Element data from apps and pages

########################################

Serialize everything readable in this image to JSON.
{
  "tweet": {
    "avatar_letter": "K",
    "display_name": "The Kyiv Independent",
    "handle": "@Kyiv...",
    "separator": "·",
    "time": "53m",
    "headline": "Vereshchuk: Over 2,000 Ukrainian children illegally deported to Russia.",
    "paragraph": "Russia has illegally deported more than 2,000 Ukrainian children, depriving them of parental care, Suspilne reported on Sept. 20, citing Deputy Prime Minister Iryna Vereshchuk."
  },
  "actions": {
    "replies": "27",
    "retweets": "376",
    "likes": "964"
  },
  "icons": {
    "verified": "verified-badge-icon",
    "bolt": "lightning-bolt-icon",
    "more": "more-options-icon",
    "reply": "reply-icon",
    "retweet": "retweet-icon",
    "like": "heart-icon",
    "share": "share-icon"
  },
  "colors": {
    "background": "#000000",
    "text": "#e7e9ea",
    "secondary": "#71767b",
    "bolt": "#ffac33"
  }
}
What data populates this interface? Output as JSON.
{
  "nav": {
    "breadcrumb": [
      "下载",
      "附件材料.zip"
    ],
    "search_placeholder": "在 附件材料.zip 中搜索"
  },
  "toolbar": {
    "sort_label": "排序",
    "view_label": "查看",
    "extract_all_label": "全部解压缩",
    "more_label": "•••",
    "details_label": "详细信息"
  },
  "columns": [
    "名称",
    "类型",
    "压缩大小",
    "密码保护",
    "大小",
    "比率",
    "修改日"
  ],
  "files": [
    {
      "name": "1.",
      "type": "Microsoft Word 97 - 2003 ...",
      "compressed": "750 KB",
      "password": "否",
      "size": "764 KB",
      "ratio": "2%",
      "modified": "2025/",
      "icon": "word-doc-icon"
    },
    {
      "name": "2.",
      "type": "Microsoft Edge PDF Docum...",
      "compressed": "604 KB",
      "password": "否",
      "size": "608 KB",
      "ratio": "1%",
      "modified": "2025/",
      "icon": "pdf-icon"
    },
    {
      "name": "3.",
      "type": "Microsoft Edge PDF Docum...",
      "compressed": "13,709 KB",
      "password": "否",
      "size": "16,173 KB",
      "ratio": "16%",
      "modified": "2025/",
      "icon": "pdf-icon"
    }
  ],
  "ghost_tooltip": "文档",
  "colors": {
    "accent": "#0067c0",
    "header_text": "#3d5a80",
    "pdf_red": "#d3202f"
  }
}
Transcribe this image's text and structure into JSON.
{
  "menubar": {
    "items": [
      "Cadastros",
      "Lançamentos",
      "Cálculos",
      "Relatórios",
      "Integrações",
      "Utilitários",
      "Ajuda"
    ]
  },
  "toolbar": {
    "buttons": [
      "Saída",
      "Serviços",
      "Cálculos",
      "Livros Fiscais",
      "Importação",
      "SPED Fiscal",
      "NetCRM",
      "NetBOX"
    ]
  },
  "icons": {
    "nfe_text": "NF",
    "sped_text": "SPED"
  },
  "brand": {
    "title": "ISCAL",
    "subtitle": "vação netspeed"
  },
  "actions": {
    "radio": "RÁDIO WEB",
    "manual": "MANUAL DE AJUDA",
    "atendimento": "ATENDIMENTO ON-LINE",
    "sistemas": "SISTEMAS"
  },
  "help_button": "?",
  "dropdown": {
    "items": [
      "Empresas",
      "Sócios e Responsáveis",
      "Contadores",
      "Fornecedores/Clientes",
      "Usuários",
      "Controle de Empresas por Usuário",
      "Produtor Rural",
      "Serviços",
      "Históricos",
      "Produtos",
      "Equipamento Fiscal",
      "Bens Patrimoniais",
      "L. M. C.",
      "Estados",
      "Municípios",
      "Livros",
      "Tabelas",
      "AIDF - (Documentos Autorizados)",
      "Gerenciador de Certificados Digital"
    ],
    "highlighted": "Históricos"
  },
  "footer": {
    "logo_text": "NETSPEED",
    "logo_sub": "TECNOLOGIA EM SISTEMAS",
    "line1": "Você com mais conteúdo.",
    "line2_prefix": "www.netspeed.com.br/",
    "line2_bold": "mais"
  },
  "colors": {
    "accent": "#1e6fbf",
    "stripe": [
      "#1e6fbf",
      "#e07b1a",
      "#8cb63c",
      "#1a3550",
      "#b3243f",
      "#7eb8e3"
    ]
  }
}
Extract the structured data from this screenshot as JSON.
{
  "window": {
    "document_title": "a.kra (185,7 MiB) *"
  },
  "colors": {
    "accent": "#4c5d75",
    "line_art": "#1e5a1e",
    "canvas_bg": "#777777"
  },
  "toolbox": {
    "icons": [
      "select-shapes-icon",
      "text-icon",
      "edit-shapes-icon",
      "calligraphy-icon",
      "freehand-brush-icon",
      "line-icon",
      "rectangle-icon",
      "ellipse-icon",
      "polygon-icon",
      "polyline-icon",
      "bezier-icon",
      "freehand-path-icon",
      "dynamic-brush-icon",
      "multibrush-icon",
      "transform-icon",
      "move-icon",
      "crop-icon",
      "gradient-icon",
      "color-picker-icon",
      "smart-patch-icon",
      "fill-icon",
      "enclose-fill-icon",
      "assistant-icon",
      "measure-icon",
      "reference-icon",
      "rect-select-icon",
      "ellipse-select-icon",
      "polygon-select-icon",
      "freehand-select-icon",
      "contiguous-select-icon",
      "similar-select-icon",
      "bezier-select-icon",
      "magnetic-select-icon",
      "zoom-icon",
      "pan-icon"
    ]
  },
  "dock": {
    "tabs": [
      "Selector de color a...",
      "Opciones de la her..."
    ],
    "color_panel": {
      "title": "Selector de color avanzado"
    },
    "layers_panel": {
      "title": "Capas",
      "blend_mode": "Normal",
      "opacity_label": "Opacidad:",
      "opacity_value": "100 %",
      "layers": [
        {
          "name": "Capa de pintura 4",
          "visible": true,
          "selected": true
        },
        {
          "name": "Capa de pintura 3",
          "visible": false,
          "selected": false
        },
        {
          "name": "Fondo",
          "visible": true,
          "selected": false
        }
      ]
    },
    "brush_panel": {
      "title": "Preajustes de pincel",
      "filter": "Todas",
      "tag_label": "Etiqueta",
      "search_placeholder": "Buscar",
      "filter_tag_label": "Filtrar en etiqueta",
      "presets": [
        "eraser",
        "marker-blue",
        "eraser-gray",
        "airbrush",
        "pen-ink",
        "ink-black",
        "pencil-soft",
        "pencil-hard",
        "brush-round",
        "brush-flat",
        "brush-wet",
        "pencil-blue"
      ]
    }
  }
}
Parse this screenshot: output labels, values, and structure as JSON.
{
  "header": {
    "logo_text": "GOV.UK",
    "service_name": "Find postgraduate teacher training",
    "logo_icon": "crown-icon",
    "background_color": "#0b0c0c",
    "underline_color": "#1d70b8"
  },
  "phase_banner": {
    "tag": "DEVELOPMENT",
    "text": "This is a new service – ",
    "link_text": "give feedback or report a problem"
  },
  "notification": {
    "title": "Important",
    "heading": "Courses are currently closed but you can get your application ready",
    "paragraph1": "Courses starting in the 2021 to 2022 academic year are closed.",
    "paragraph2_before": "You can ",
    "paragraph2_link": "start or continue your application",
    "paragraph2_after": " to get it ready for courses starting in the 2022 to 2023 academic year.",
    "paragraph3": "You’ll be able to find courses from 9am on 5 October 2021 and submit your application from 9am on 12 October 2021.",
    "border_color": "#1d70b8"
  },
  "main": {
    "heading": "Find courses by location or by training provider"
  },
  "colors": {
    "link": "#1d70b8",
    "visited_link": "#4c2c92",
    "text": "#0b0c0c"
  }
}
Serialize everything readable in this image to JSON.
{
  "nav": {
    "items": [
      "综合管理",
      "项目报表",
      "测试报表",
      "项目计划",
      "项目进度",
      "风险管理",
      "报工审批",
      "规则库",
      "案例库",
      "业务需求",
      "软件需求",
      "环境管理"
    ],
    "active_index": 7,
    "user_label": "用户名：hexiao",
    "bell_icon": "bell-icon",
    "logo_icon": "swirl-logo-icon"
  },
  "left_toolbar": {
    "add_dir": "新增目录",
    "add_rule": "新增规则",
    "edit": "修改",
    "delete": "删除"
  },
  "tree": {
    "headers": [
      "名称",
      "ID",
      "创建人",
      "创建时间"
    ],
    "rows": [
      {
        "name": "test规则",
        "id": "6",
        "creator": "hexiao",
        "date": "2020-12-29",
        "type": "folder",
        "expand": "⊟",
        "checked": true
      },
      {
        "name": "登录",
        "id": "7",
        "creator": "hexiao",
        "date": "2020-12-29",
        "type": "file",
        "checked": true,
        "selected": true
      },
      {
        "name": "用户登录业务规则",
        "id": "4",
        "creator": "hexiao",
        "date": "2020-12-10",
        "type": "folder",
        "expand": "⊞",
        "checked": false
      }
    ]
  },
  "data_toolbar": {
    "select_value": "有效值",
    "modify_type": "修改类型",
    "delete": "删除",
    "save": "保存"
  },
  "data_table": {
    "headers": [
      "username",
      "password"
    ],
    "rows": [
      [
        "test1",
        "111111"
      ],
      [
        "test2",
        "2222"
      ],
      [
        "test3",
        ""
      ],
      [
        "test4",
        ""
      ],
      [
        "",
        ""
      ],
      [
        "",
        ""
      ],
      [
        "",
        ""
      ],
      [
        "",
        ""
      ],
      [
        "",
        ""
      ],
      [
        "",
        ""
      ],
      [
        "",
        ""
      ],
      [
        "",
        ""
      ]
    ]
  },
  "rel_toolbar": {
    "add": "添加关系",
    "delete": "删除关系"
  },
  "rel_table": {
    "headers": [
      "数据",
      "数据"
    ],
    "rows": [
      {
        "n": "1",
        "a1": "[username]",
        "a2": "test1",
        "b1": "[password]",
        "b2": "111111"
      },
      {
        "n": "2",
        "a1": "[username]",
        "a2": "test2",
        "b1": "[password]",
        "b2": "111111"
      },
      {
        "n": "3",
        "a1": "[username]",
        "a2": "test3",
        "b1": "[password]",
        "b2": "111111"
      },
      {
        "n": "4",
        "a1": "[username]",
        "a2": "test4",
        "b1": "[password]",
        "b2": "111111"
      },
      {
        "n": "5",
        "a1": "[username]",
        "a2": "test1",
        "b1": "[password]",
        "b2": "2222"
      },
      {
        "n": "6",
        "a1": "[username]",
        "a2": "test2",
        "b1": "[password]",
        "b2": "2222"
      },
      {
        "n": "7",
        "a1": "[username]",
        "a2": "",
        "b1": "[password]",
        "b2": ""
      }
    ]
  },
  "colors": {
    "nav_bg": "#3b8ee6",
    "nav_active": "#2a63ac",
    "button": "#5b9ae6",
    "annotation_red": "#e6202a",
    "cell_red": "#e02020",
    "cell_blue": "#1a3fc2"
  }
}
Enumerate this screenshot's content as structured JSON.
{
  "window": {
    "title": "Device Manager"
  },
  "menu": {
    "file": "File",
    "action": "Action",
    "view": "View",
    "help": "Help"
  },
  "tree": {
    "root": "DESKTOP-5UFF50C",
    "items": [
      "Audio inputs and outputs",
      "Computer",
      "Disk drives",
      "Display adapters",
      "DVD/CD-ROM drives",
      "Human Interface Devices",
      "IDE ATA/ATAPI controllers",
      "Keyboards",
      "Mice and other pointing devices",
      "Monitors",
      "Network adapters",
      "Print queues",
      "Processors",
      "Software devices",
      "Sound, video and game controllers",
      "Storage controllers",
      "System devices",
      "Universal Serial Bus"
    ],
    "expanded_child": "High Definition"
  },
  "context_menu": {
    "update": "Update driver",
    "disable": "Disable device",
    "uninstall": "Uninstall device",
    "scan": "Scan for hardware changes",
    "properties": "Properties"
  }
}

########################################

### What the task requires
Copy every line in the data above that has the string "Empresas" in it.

### Written answer
      "Empresas",
      "Controle de Empresas por Usuário",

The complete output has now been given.